Even after his stroke, Shalthis remained as active as he could. He fielded an amateur team that saw some success but was focused on improving their skills more than anything. He created Rocket Powered Battle Cards and attempted to keep up his commentary on the RL scene as a whole. Each of these endeavors took a toll on his health though, so they were slow going. His health was not deteriorating in the physical sense, but his mental health was wearing thin in the waning months. These projects did help stave off the thoughts in his head as evidenced by his tweets.
Shalthis did not hide the fact that he was suffering from the public eye. Many people would be on the lookout for the next tweet from him, wondering what was going on. Many reddit posts asked this very question, and links to the GoFundMe page were usually posted as his wife Amy would attempt to keep everyone appraised of the situation there. After Shalthis began to regularly tweet those began to stop happening, especially after he was brought back to his home in East Providence, RI.

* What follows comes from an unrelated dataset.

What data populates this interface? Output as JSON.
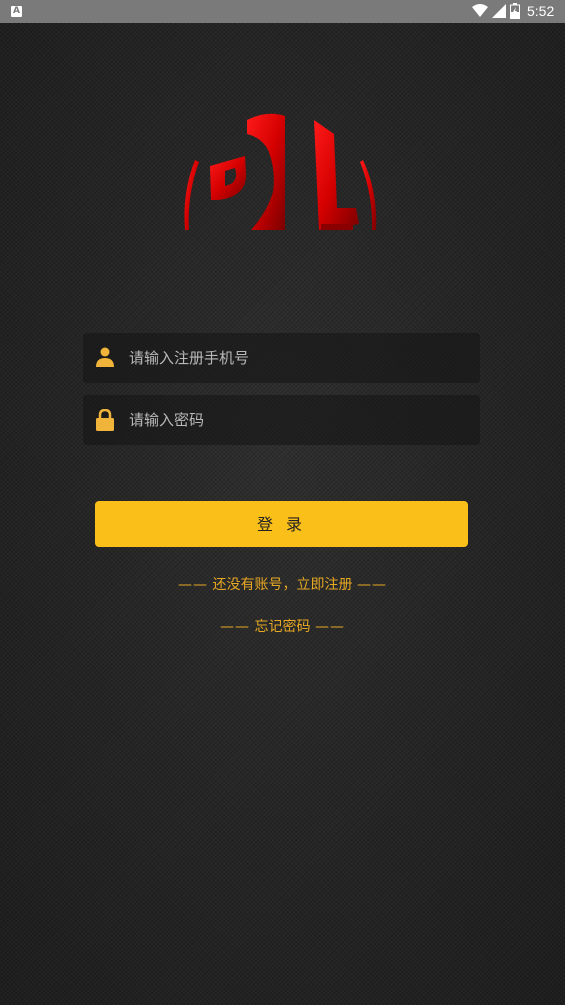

It was at that point that Shalthis made the conscious and extremely selfless decision to split apart from his wife. He reasoned that he felt he was holding her back from living the best life she could. This decision could not have been made lightly, but they were still fairly close as she did her best to take care of him. From his TwitLonger: “…I lost my relationship with Amy. She still loves me and wanted to be my caretaker, but she couldn’t stay with me. She wants to live a life – and I certainly don’t blame her for her decisions, she’s still young – that I could no longer provide because of this stroke. Emotionally, I wanted to keep her, but everything that’s been done or that she’s doing means I couldn’t be with her, regardless. I am still, and always will be, madly in love with her. Let me just say that this is not her fault. She is going to be very upset by this and significantly discouraged it. Losing her may have been my catalyst, sure, but I have many reasons why I did this. Anyone who blames her is a horrible person and is completely disrespecting me and my memory. The only *person* who is at-fault is me because of this stroke, but even I didn’t blame myself for it. I don’t even know if I could have even left a medical facility, and neither did she. Don’t blame Amy. I don’t.”
The rest of the TwitLonger can be found here: http://www.twitlonger.com/show/n_1sqh324
It was clear in that TwitLonger that the emotional and mental toll it took on him to simply live was too much for him to handle. His love for the lives that he was able to touch was expressed in one singular line though…
“With all of that, I had to go. I love you all.